These days everybody is busy “building their brand” as they grow their businesses. And it makes sense; creating a brand is a shortcut to connecting with your audience, so you will have a buyers and fans.
The thing I’ve realized over the past two years is that brands are made up of 3 elements: professional, personal and social brands.
Here’s what I mean:
A) PROFESSIONAL BRAND
This is the 9-5 “official” side of business (and you).
This side of your brand is all about your product or service, how well it’s delivered, how you deal with customers, and basically, the reputation you’ve built (or are building) in the marketplace. This is the “face” of your business that people see via your website, your ads, your storefront, your company vehicles, etc.
B) PERSONAL BRAND

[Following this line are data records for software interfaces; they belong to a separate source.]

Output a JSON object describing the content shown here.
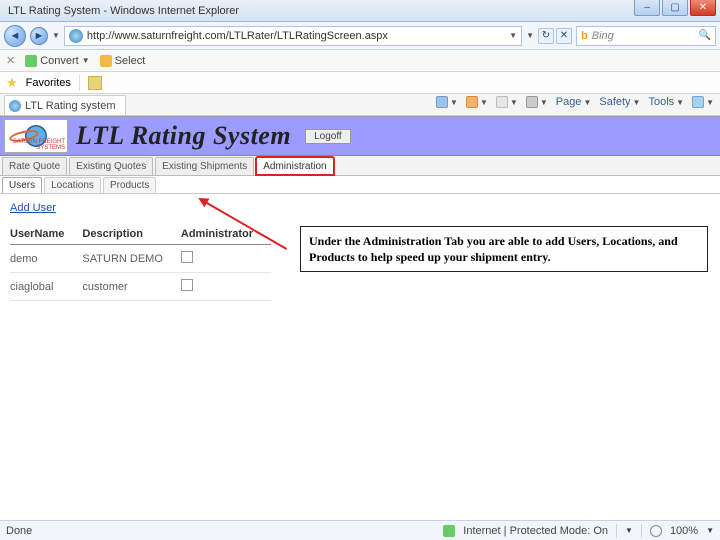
{
  "window": {
    "title": "LTL Rating System - Windows Internet Explorer"
  },
  "nav": {
    "url": "http://www.saturnfreight.com/LTLRater/LTLRatingScreen.aspx",
    "search_provider": "Bing",
    "search_placeholder": "Bing"
  },
  "toolbar_convert": {
    "convert": "Convert",
    "select": "Select"
  },
  "favorites": {
    "label": "Favorites"
  },
  "page_tab": {
    "label": "LTL Rating system"
  },
  "tab_tools": {
    "page": "Page",
    "safety": "Safety",
    "tools": "Tools"
  },
  "banner": {
    "title": "LTL Rating System",
    "logoff": "Logoff",
    "logo_text": "SATURN FREIGHT SYSTEMS"
  },
  "main_tabs": {
    "rate_quote": "Rate Quote",
    "existing_quotes": "Existing Quotes",
    "existing_shipments": "Existing Shipments",
    "administration": "Administration"
  },
  "sub_tabs": {
    "users": "Users",
    "locations": "Locations",
    "products": "Products"
  },
  "users_section": {
    "add_user": "Add User",
    "headers": {
      "username": "UserName",
      "description": "Description",
      "administrator": "Administrator"
    },
    "rows": [
      {
        "username": "demo",
        "description": "SATURN DEMO",
        "administrator": false
      },
      {
        "username": "ciaglobal",
        "description": "customer",
        "administrator": false
      }
    ]
  },
  "callout": {
    "text": "Under the Administration Tab you are able to add Users, Locations, and Products to help speed up your shipment entry."
  },
  "status": {
    "done": "Done",
    "zone": "Internet | Protected Mode: On",
    "zoom": "100%"
  }
}
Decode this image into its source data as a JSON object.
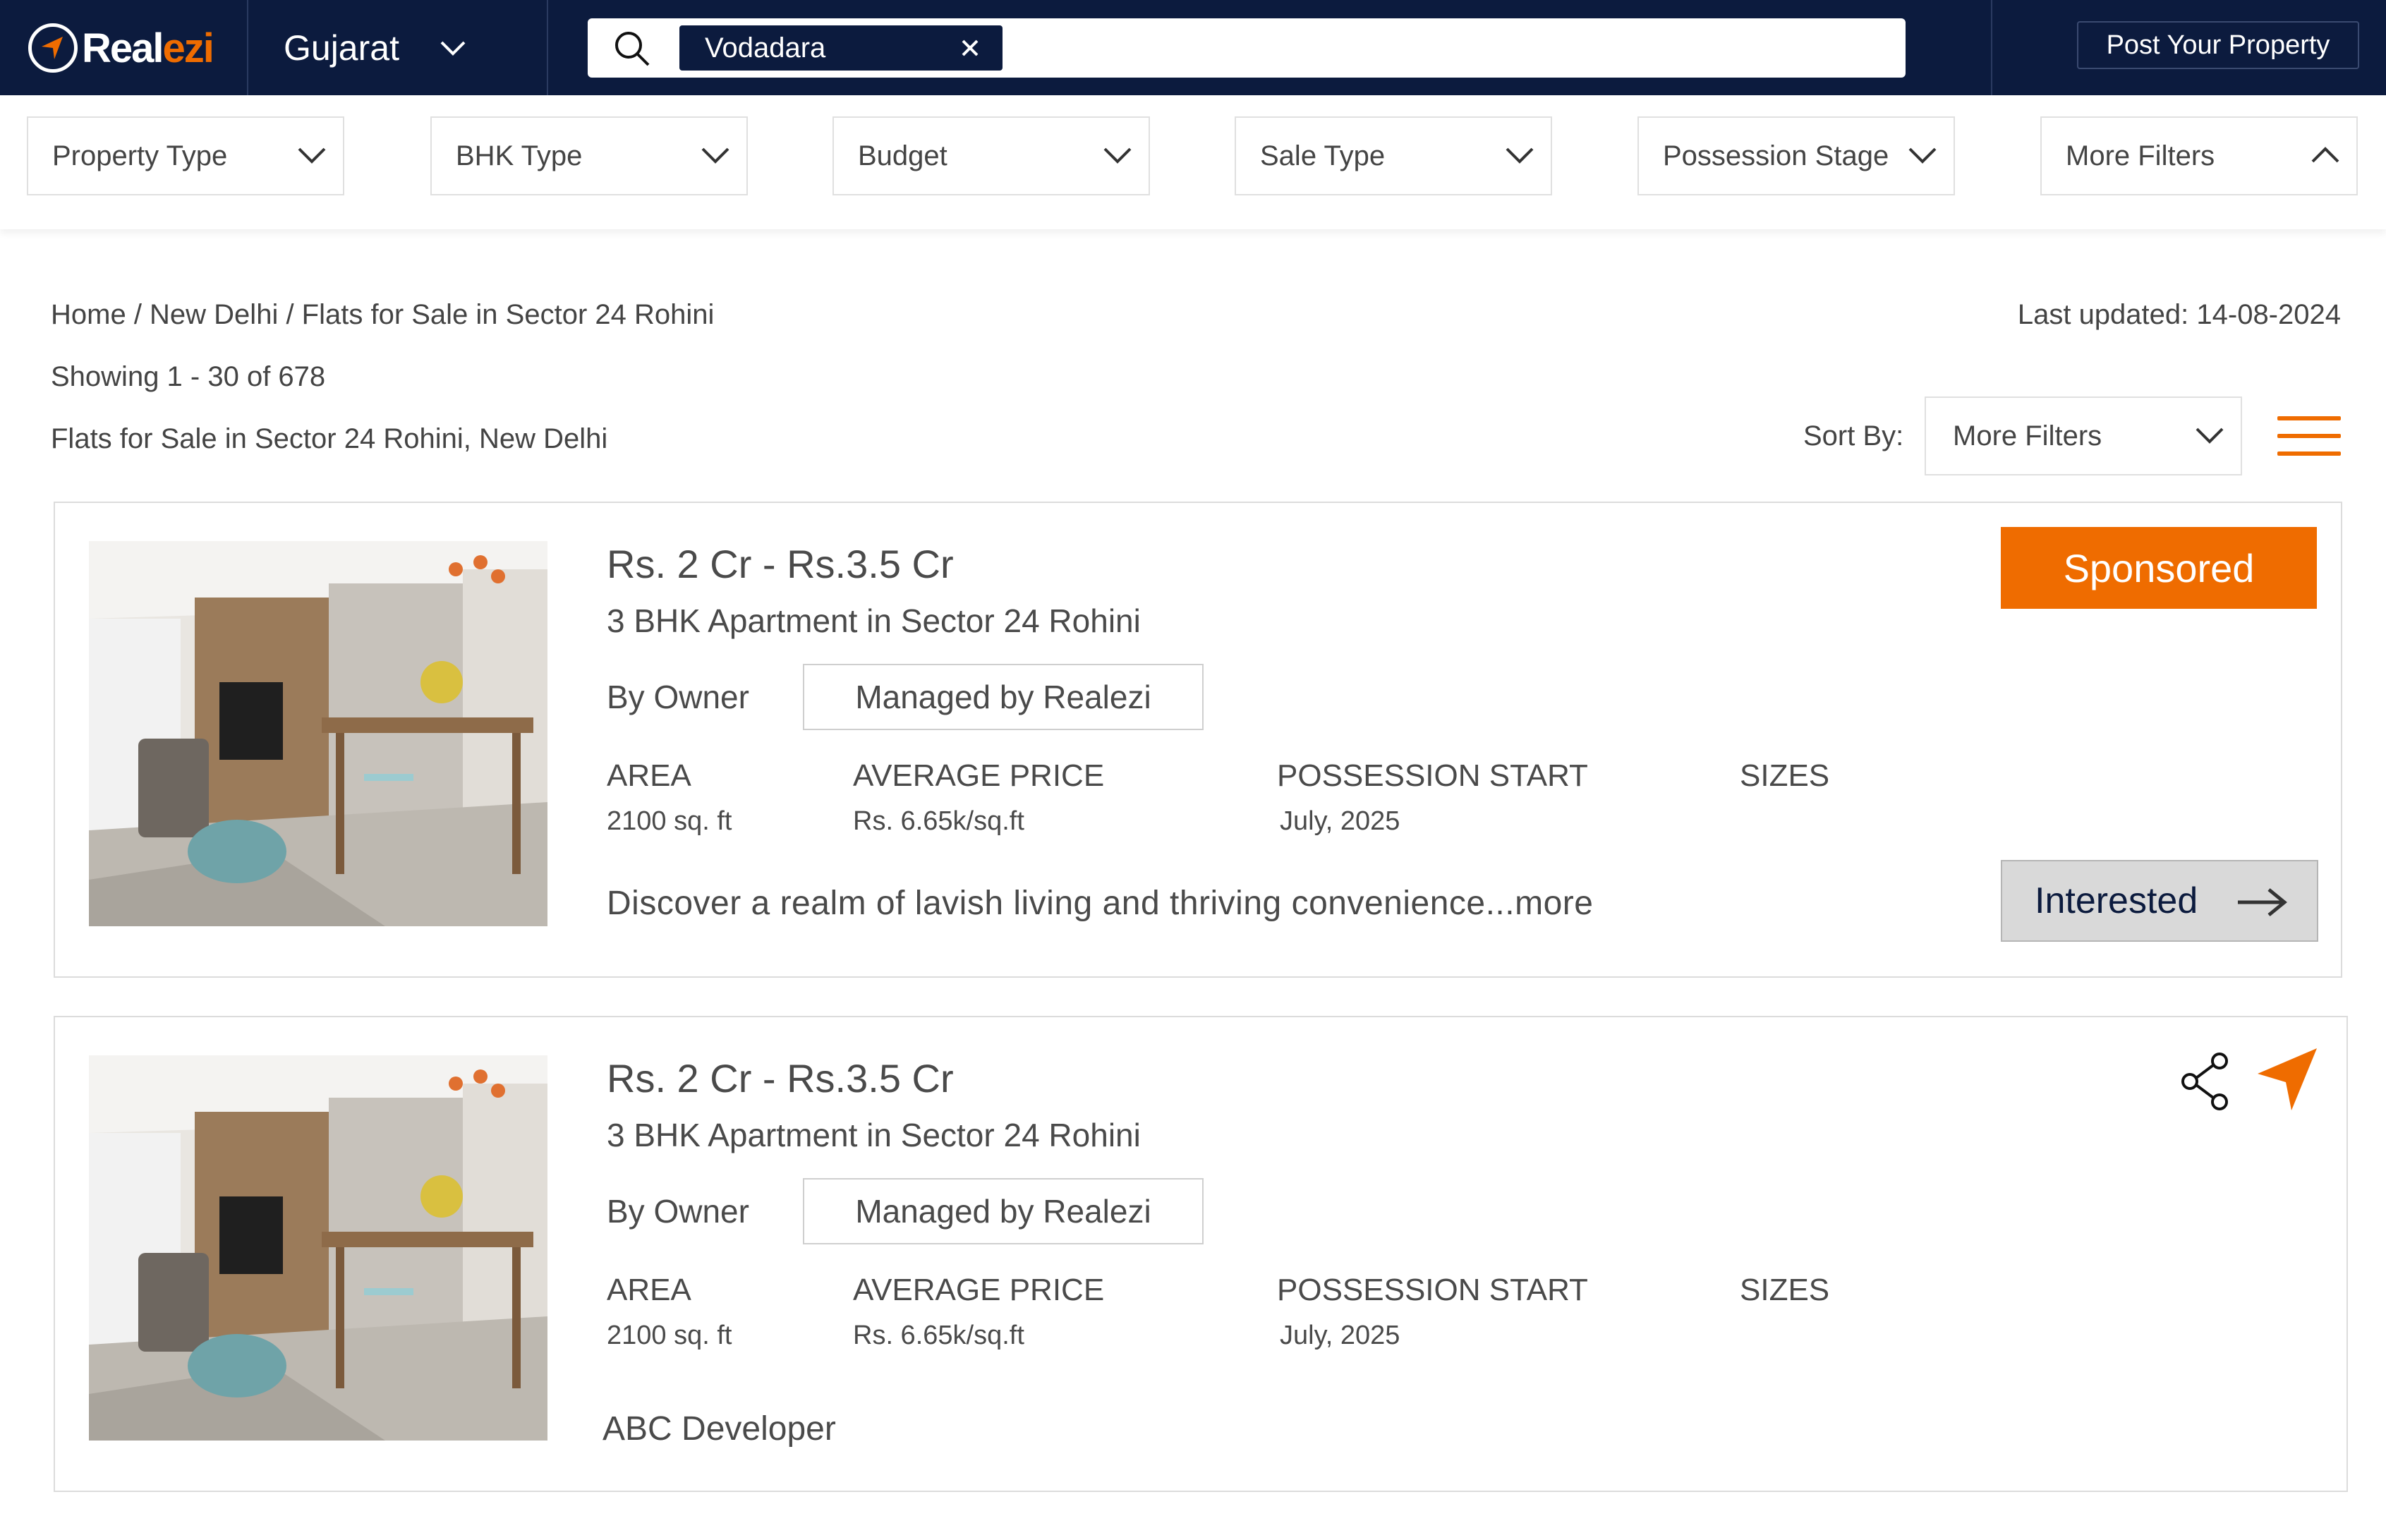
{
  "header": {
    "logo_text_main": "Real",
    "logo_text_accent": "ezi",
    "state": "Gujarat",
    "search_chip": "Vodadara",
    "post_button": "Post Your Property"
  },
  "filters": [
    {
      "label": "Property Type",
      "icon": "chevron-down-icon"
    },
    {
      "label": "BHK Type",
      "icon": "chevron-down-icon"
    },
    {
      "label": "Budget",
      "icon": "chevron-down-icon"
    },
    {
      "label": "Sale Type",
      "icon": "chevron-down-icon"
    },
    {
      "label": "Possession Stage",
      "icon": "chevron-down-icon"
    },
    {
      "label": "More Filters",
      "icon": "chevron-up-icon"
    }
  ],
  "meta": {
    "breadcrumb": "Home / New Delhi / Flats for Sale in Sector 24 Rohini",
    "last_updated": "Last updated: 14-08-2024",
    "showing": "Showing 1 - 30 of 678",
    "subtitle": "Flats for Sale in Sector 24 Rohini, New Delhi",
    "sort_label": "Sort By:",
    "sort_value": "More Filters"
  },
  "listings": [
    {
      "price": "Rs. 2 Cr - Rs.3.5 Cr",
      "property_type": "3 BHK Apartment in Sector 24 Rohini",
      "owner": "By Owner",
      "managed": "Managed by Realezi",
      "labels": {
        "area": "AREA",
        "avg_price": "AVERAGE PRICE",
        "possession": "POSSESSION START",
        "sizes": "SIZES"
      },
      "values": {
        "area": "2100 sq. ft",
        "avg_price": "Rs. 6.65k/sq.ft",
        "possession": "July, 2025"
      },
      "description": "Discover a realm of lavish living and thriving convenience...more",
      "badge": "Sponsored",
      "cta": "Interested"
    },
    {
      "price": "Rs. 2 Cr - Rs.3.5 Cr",
      "property_type": "3 BHK Apartment in Sector 24 Rohini",
      "owner": "By Owner",
      "managed": "Managed by Realezi",
      "labels": {
        "area": "AREA",
        "avg_price": "AVERAGE PRICE",
        "possession": "POSSESSION START",
        "sizes": "SIZES"
      },
      "values": {
        "area": "2100 sq. ft",
        "avg_price": "Rs. 6.65k/sq.ft",
        "possession": "July, 2025"
      },
      "developer": "ABC Developer"
    }
  ],
  "colors": {
    "navy": "#0c1b3e",
    "accent": "#ef6c00",
    "border": "#e0e0e0"
  }
}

This side of your brand on the other hand, is all about the people and the personalities. It includes you as well as the people who work for you: the way you interact with clients/customers, the way you talk and sound; the way you handle phone calls, and now, it also includes the way people experience you through video.
In essence, it’s about experiencing YOU and the people that work for you and represent your business.

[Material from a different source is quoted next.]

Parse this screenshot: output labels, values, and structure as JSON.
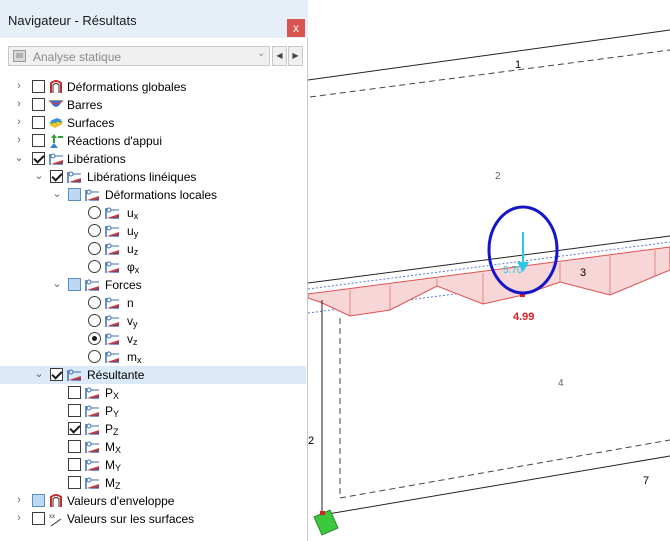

C) SOCIAL BRAND
By now, social media has become an intrinsic part of our lives and our interactions. Social media isn’t going anywhere, so I think it’s time we consider the way we act online as part of our brand.
Here’s what your social brand includes:
- Your tone, the way you write posts
- The kind of things you post
- The things you choose to share.
Basically, it’s how you show up online, and the way you behave online.
“Building your brand” happens when those 3 elements work and blend together over time. The trick now is to manage all three aspects of your brand. Because you need to have consistency between all of them.
All three of these components should support and show the brand that you’re working to build.
Let me give you an example:
If your brand is friendly, easy-going, helpful and energetic...then you (and your staff) need to be friendly and helpful when talking to potential customers. You need to be high-energy and outgoing, otherwise there’s a inconsistency. And when you’re online, your posts should be friendly and use everyday, casual language. If you’re posting very formal, stiffly-worded posts, there will be a huge disconnect that will probably turn people off.
When it comes to managing your brand, it’s important to take some time to check that all three aspects of your brand are consistent with each other. This is specially true if you have a marketing manager, or someone other than yourself promoting your business.
And finally, remember that building a brand takes time and needs to be a consistent effort across the board. No matter where people interact with your brand, they should get the same experience.